A: Puppies are adorable but don’t be fooled by their innocent faces! While fun, puppyhood can also be the most difficult period of owning a dog. Canines are born not knowing what they are expected to do, so getting excited and jumping on people is, unfortunately, our fault because we allow them to become like this.

When a puppy jumps, his behaviour is reinforced because he gets noticed, followed by a pat on the head. Excitement and not being able to settle down are also caused by humans because we allow a young pup to get excited and do not teach him impulse control, which involves controlling excitement. One of the highlights in my puppy classes, teaching impulse control is very important because most young dogs do not know how to control their excitement. They get frustrated when they do not get what they want, and the frustration may result in a mixture of behavioural problems such as barking.

Walking your dog, playing and training are good ways to tire your puppy. However, they have to be done correctly to avoid your little canine from learning more mistakes. If your pooch sees the leash and starts jumping up and down in excitement and/or whining, then you shouldn’t bring her for a walk until she calms down. If you play with your furkid and she starts to get rough, mouths or nips your hands and jumps crazily, then the playing should stop until she calms down.

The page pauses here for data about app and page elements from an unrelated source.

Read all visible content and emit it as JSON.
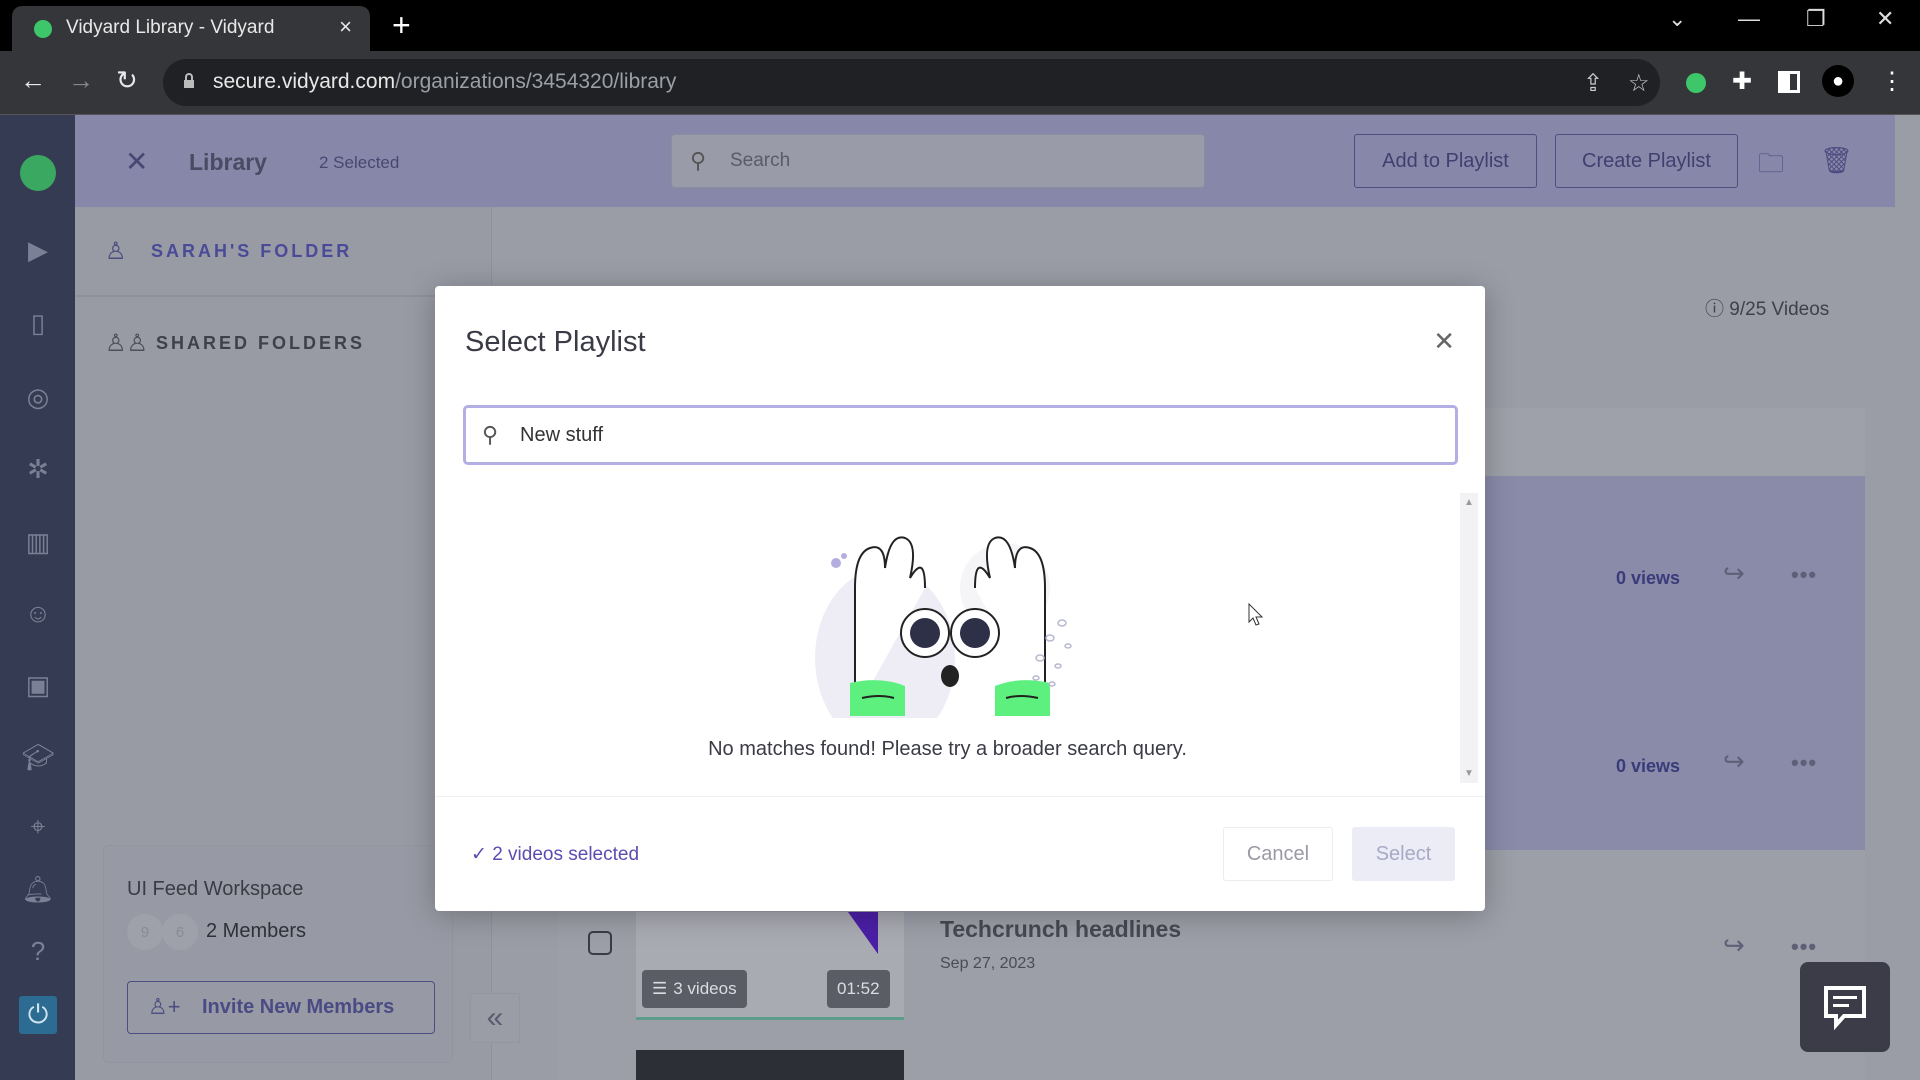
{
  "browser": {
    "tab_title": "Vidyard Library - Vidyard",
    "tab_close": "×",
    "new_tab": "+",
    "url_host": "secure.vidyard.com",
    "url_path": "/organizations/3454320/library",
    "window_controls": {
      "dropdown": "⌄",
      "minimize": "—",
      "restore": "❐",
      "close": "✕"
    }
  },
  "header": {
    "close_icon": "✕",
    "title": "Library",
    "selected_count": "2 Selected",
    "search_placeholder": "Search",
    "add_to_playlist": "Add to Playlist",
    "create_playlist": "Create Playlist"
  },
  "sidepanel": {
    "items": [
      {
        "label": "SARAH'S FOLDER",
        "icon": "user-icon"
      },
      {
        "label": "SHARED FOLDERS",
        "icon": "users-icon"
      }
    ],
    "workspace": {
      "name": "UI Feed Workspace",
      "avatars": [
        "9",
        "6"
      ],
      "members": "2 Members",
      "invite_label": "Invite New Members"
    },
    "collapse_icon": "«"
  },
  "library": {
    "video_count": "9/25 Videos",
    "rows": [
      {
        "views": "0 views",
        "selected": true
      },
      {
        "views": "0 views",
        "selected": true
      },
      {
        "title": "Techcrunch headlines",
        "date": "Sep 27, 2023",
        "videos_badge": "3 videos",
        "duration": "01:52",
        "selected": false
      }
    ]
  },
  "modal": {
    "title": "Select Playlist",
    "close_icon": "✕",
    "search_value": "New stuff",
    "empty_message": "No matches found! Please try a broader search query.",
    "selected_summary": "2 videos selected",
    "cancel_label": "Cancel",
    "select_label": "Select"
  },
  "colors": {
    "accent": "#5b4db0",
    "search_focus_border": "#b3aee4",
    "nav_bg": "#343b52",
    "brand_green": "#3ec76a"
  }
}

To teach a dog to stay calm, the same methods have to be consistently applied to almost everything she does, such as waiting to eat, waiting for your attention and so on. By applying this to various situations, your dog will learn to generalise that she has to stay calm for everything. If you shout and scold Fido for the naughty behaviours, she will still take it as “attention” and the bad behaviours will continue. Start rewarding for calm behaviours and ignore all the jumping and excited ones. In this way, your little pup will learn that having all four paws on the ground, sitting nicely and lying down gets her more attention and she will start offering calm behaviours more frequently.